Records from a data collection
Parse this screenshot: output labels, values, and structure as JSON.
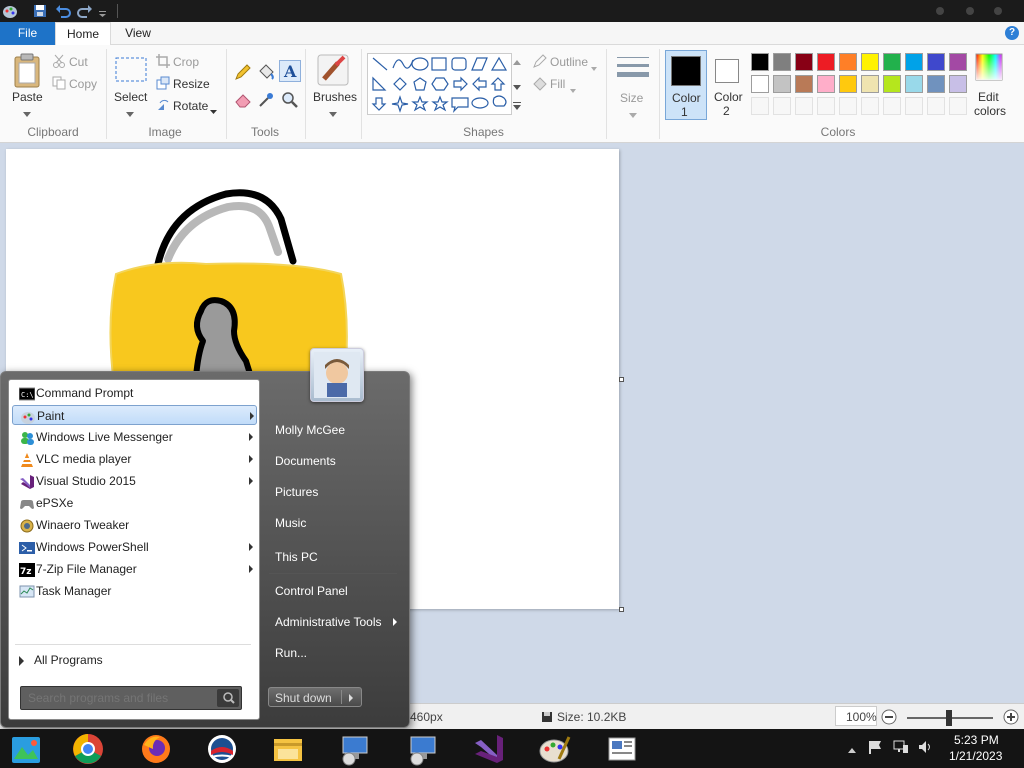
{
  "ribbon": {
    "tabs": [
      "File",
      "Home",
      "View"
    ],
    "clipboard": {
      "paste": "Paste",
      "cut": "Cut",
      "copy": "Copy",
      "group": "Clipboard"
    },
    "image": {
      "select": "Select",
      "crop": "Crop",
      "resize": "Resize",
      "rotate": "Rotate",
      "group": "Image"
    },
    "tools": {
      "group": "Tools"
    },
    "brushes": {
      "label": "Brushes"
    },
    "shapes": {
      "outline": "Outline",
      "fill": "Fill",
      "group": "Shapes"
    },
    "size": {
      "label": "Size"
    },
    "color1": {
      "label1": "Color",
      "label2": "1",
      "value": "#000000"
    },
    "color2": {
      "label1": "Color",
      "label2": "2",
      "value": "#ffffff"
    },
    "colors": {
      "group": "Colors",
      "row1": [
        "#000000",
        "#7f7f7f",
        "#880015",
        "#ed1c24",
        "#ff7f27",
        "#fff200",
        "#22b14c",
        "#00a2e8",
        "#3f48cc",
        "#a349a4"
      ],
      "row2": [
        "#ffffff",
        "#c3c3c3",
        "#b97a57",
        "#ffaec9",
        "#ffc90e",
        "#efe4b0",
        "#b5e61d",
        "#99d9ea",
        "#7092be",
        "#c8bfe7"
      ]
    },
    "edit_colors": {
      "line1": "Edit",
      "line2": "colors"
    }
  },
  "status": {
    "dimensions": "460px",
    "size": "Size: 10.2KB",
    "zoom": "100%"
  },
  "start_menu": {
    "programs": [
      {
        "label": "Command Prompt",
        "arrow": false,
        "icon": "cmd-icon"
      },
      {
        "label": "Paint",
        "arrow": true,
        "icon": "paint-icon"
      },
      {
        "label": "Windows Live Messenger",
        "arrow": true,
        "icon": "messenger-icon"
      },
      {
        "label": "VLC media player",
        "arrow": true,
        "icon": "vlc-icon"
      },
      {
        "label": "Visual Studio 2015",
        "arrow": true,
        "icon": "visual-studio-icon"
      },
      {
        "label": "ePSXe",
        "arrow": false,
        "icon": "gamepad-icon"
      },
      {
        "label": "Winaero Tweaker",
        "arrow": false,
        "icon": "winaero-icon"
      },
      {
        "label": "Windows PowerShell",
        "arrow": true,
        "icon": "powershell-icon"
      },
      {
        "label": "7-Zip File Manager",
        "arrow": true,
        "icon": "7zip-icon"
      },
      {
        "label": "Task Manager",
        "arrow": false,
        "icon": "task-manager-icon"
      }
    ],
    "all_programs": "All Programs",
    "search_placeholder": "Search programs and files",
    "right_links": [
      "Molly McGee",
      "Documents",
      "Pictures",
      "Music",
      "This PC",
      "Control Panel",
      "Administrative Tools",
      "Run..."
    ],
    "shutdown": "Shut down"
  },
  "tray": {
    "time": "5:23 PM",
    "date": "1/21/2023"
  },
  "taskbar": [
    "photo-viewer-icon",
    "chrome-icon",
    "firefox-icon",
    "obama-logo-icon",
    "file-explorer-icon",
    "network-tool-icon",
    "network-tool-icon",
    "visual-studio-icon",
    "paint-icon",
    "document-icon"
  ]
}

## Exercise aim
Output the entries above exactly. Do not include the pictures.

## Result of the exercise
Parse this screenshot: output labels, values, and structure as JSON.
{
  "ribbon": {
    "tabs": [
      "File",
      "Home",
      "View"
    ],
    "clipboard": {
      "paste": "Paste",
      "cut": "Cut",
      "copy": "Copy",
      "group": "Clipboard"
    },
    "image": {
      "select": "Select",
      "crop": "Crop",
      "resize": "Resize",
      "rotate": "Rotate",
      "group": "Image"
    },
    "tools": {
      "group": "Tools"
    },
    "brushes": {
      "label": "Brushes"
    },
    "shapes": {
      "outline": "Outline",
      "fill": "Fill",
      "group": "Shapes"
    },
    "size": {
      "label": "Size"
    },
    "color1": {
      "label1": "Color",
      "label2": "1",
      "value": "#000000"
    },
    "color2": {
      "label1": "Color",
      "label2": "2",
      "value": "#ffffff"
    },
    "colors": {
      "group": "Colors",
      "row1": [
        "#000000",
        "#7f7f7f",
        "#880015",
        "#ed1c24",
        "#ff7f27",
        "#fff200",
        "#22b14c",
        "#00a2e8",
        "#3f48cc",
        "#a349a4"
      ],
      "row2": [
        "#ffffff",
        "#c3c3c3",
        "#b97a57",
        "#ffaec9",
        "#ffc90e",
        "#efe4b0",
        "#b5e61d",
        "#99d9ea",
        "#7092be",
        "#c8bfe7"
      ]
    },
    "edit_colors": {
      "line1": "Edit",
      "line2": "colors"
    }
  },
  "status": {
    "dimensions": "460px",
    "size": "Size: 10.2KB",
    "zoom": "100%"
  },
  "start_menu": {
    "programs": [
      {
        "label": "Command Prompt",
        "arrow": false,
        "icon": "cmd-icon"
      },
      {
        "label": "Paint",
        "arrow": true,
        "icon": "paint-icon"
      },
      {
        "label": "Windows Live Messenger",
        "arrow": true,
        "icon": "messenger-icon"
      },
      {
        "label": "VLC media player",
        "arrow": true,
        "icon": "vlc-icon"
      },
      {
        "label": "Visual Studio 2015",
        "arrow": true,
        "icon": "visual-studio-icon"
      },
      {
        "label": "ePSXe",
        "arrow": false,
        "icon": "gamepad-icon"
      },
      {
        "label": "Winaero Tweaker",
        "arrow": false,
        "icon": "winaero-icon"
      },
      {
        "label": "Windows PowerShell",
        "arrow": true,
        "icon": "powershell-icon"
      },
      {
        "label": "7-Zip File Manager",
        "arrow": true,
        "icon": "7zip-icon"
      },
      {
        "label": "Task Manager",
        "arrow": false,
        "icon": "task-manager-icon"
      }
    ],
    "all_programs": "All Programs",
    "search_placeholder": "Search programs and files",
    "right_links": [
      "Molly McGee",
      "Documents",
      "Pictures",
      "Music",
      "This PC",
      "Control Panel",
      "Administrative Tools",
      "Run..."
    ],
    "shutdown": "Shut down"
  },
  "tray": {
    "time": "5:23 PM",
    "date": "1/21/2023"
  },
  "taskbar": [
    "photo-viewer-icon",
    "chrome-icon",
    "firefox-icon",
    "obama-logo-icon",
    "file-explorer-icon",
    "network-tool-icon",
    "network-tool-icon",
    "visual-studio-icon",
    "paint-icon",
    "document-icon"
  ]
}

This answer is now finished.